The University Record, August 13, 2001

Data support effectiveness of vaccine for flu, FDA advisory committee says

By Colleen Newvine
News and Information Services

The U.S. Food and Drug Administration’s (FDA) Vaccines and Related Biological Products Advisory Committee on July 27 said that there is adequate data to support the effectiveness of FluMist for the prevention of influenza in healthy individuals ages 1–64.

The committee also said that data analysis so far is not sufficient to support the safety of the vaccine. In closing the discussion, Robert S. Daum, panel chairman, indicated that the committee is willing to evaluate the safety data when the analyses are complete.

FluMist is an influenza virus vaccine delivered as a nasal mist.
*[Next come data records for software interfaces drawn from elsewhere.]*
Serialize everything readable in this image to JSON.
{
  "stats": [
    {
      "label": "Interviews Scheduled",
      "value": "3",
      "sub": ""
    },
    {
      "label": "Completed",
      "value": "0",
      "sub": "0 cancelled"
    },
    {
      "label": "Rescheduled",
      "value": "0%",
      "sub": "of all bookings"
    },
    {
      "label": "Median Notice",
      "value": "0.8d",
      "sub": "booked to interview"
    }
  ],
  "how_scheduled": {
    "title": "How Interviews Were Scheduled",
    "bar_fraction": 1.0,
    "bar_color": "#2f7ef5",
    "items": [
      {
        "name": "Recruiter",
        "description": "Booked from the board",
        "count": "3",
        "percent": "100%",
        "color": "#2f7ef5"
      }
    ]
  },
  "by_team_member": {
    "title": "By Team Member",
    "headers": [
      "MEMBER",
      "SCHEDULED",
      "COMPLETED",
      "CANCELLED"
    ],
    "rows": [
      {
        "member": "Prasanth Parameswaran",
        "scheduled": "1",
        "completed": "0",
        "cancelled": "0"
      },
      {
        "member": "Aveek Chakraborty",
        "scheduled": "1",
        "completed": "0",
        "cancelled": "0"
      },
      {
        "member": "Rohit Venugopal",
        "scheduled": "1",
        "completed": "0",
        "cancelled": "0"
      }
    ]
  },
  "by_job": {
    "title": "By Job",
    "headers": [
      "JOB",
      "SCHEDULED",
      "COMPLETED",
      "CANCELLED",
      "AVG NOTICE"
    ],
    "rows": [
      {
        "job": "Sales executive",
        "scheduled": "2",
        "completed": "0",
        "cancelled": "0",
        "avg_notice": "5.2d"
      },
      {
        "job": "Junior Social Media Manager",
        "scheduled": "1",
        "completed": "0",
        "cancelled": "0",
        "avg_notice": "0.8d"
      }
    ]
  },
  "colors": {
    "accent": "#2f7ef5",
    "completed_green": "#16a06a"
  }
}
It is based on technology developed by Hunein “John” Maassab, professor of epidemiology.

“I am pleased that the distinguished experts on the FDA committee have confirmed that FluMist is effective,” Maassab says. “I understand that the panel believed more data are needed to establish the safety of FluMist. I strongly believe FluMist is safe. Studies to confirm its safety should be completed as soon as possible.”

Maassab began work on an influenza vaccine in the 1950s as a graduate student under the direction of Thomas Francis Jr., who had overseen the U.S. Army’s flu vaccine program during World War II. Maassab first isolated the influenza type A-Ann Arbor virus in 1960, and by 1967, he had developed a cold-adapted virus. For the next several decades, he refined his flu vaccine.

The FDA is reviewing the license application for FluMist. If approved, FluMist would be the first influenza vaccine delivered as a nasal mist to be commercially available in the United States. It would be marketed by Aviron and Wyeth Lederle Vaccines, a business unit of American Home Products.

Influenza infects 35–50 million people each year in the United States, resulting in 20,000 deaths, predominantly among the elderly. Children are between two and three times more likely than adults to contract influenza, and they remain infectious longer.

For more information on the U-M’s role in the development of FluMist, visit the Web at For details on the committee meeting, visit the Web at